(App and web page records)

------------------------------------------------

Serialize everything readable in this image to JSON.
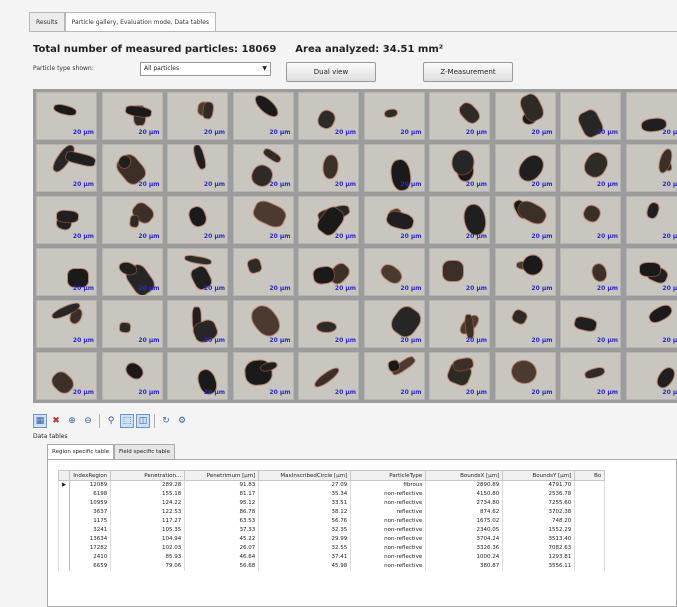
{
  "tabs": {
    "results": "Results",
    "gallery": "Particle gallery, Evaluation mode, Data tables"
  },
  "summary": {
    "total_label": "Total number of measured particles: 18069",
    "area_label": "Area analyzed: 34.51 mm²"
  },
  "filter": {
    "label": "Particle type shown:",
    "value": "All particles"
  },
  "buttons": {
    "dual_view": "Dual view",
    "z_measurement": "Z-Measurement"
  },
  "gallery": {
    "scale_label": "20 µm"
  },
  "data_tables": {
    "label": "Data tables",
    "subtabs": [
      "Region specific table",
      "Field specific table"
    ],
    "columns": [
      "IndexRegion",
      "Penetration...",
      "Penetrimum [µm]",
      "MaxInscribedCircle [µm]",
      "ParticleType",
      "BoundsX [µm]",
      "BoundsY [µm]",
      "Bo"
    ],
    "rows": [
      [
        "12089",
        "289.28",
        "91.83",
        "27.09",
        "fibrous",
        "2890.89",
        "4791.70"
      ],
      [
        "6198",
        "155.18",
        "81.17",
        "35.34",
        "non-reflective",
        "4150.80",
        "2536.78"
      ],
      [
        "10959",
        "124.22",
        "95.12",
        "33.51",
        "non-reflective",
        "2734.80",
        "7255.60"
      ],
      [
        "3637",
        "122.53",
        "86.78",
        "38.12",
        "reflective",
        "874.62",
        "3702.38"
      ],
      [
        "1175",
        "117.27",
        "63.53",
        "56.76",
        "non-reflective",
        "1675.02",
        "748.20"
      ],
      [
        "3241",
        "105.35",
        "37.33",
        "32.35",
        "non-reflective",
        "2340.05",
        "1552.29"
      ],
      [
        "13634",
        "104.94",
        "45.22",
        "29.99",
        "non-reflective",
        "3704.24",
        "3513.40"
      ],
      [
        "17282",
        "102.03",
        "26.07",
        "32.55",
        "non-reflective",
        "3326.36",
        "7082.63"
      ],
      [
        "2410",
        "85.93",
        "46.64",
        "37.41",
        "non-reflective",
        "1000.24",
        "1293.81"
      ],
      [
        "6659",
        "79.06",
        "56.68",
        "45.98",
        "non-reflective",
        "380.87",
        "3556.11"
      ]
    ]
  }
}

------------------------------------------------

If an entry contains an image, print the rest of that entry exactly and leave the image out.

Serialize everything readable in this image to JSON.
{
  "tabs": {
    "results": "Results",
    "gallery": "Particle gallery, Evaluation mode, Data tables"
  },
  "summary": {
    "total_label": "Total number of measured particles: 18069",
    "area_label": "Area analyzed: 34.51 mm²"
  },
  "filter": {
    "label": "Particle type shown:",
    "value": "All particles"
  },
  "buttons": {
    "dual_view": "Dual view",
    "z_measurement": "Z-Measurement"
  },
  "gallery": {
    "scale_label": "20 µm"
  },
  "data_tables": {
    "label": "Data tables",
    "subtabs": [
      "Region specific table",
      "Field specific table"
    ],
    "columns": [
      "IndexRegion",
      "Penetration...",
      "Penetrimum [µm]",
      "MaxInscribedCircle [µm]",
      "ParticleType",
      "BoundsX [µm]",
      "BoundsY [µm]",
      "Bo"
    ],
    "rows": [
      [
        "12089",
        "289.28",
        "91.83",
        "27.09",
        "fibrous",
        "2890.89",
        "4791.70"
      ],
      [
        "6198",
        "155.18",
        "81.17",
        "35.34",
        "non-reflective",
        "4150.80",
        "2536.78"
      ],
      [
        "10959",
        "124.22",
        "95.12",
        "33.51",
        "non-reflective",
        "2734.80",
        "7255.60"
      ],
      [
        "3637",
        "122.53",
        "86.78",
        "38.12",
        "reflective",
        "874.62",
        "3702.38"
      ],
      [
        "1175",
        "117.27",
        "63.53",
        "56.76",
        "non-reflective",
        "1675.02",
        "748.20"
      ],
      [
        "3241",
        "105.35",
        "37.33",
        "32.35",
        "non-reflective",
        "2340.05",
        "1552.29"
      ],
      [
        "13634",
        "104.94",
        "45.22",
        "29.99",
        "non-reflective",
        "3704.24",
        "3513.40"
      ],
      [
        "17282",
        "102.03",
        "26.07",
        "32.55",
        "non-reflective",
        "3326.36",
        "7082.63"
      ],
      [
        "2410",
        "85.93",
        "46.64",
        "37.41",
        "non-reflective",
        "1000.24",
        "1293.81"
      ],
      [
        "6659",
        "79.06",
        "56.68",
        "45.98",
        "non-reflective",
        "380.87",
        "3556.11"
      ]
    ]
  }
}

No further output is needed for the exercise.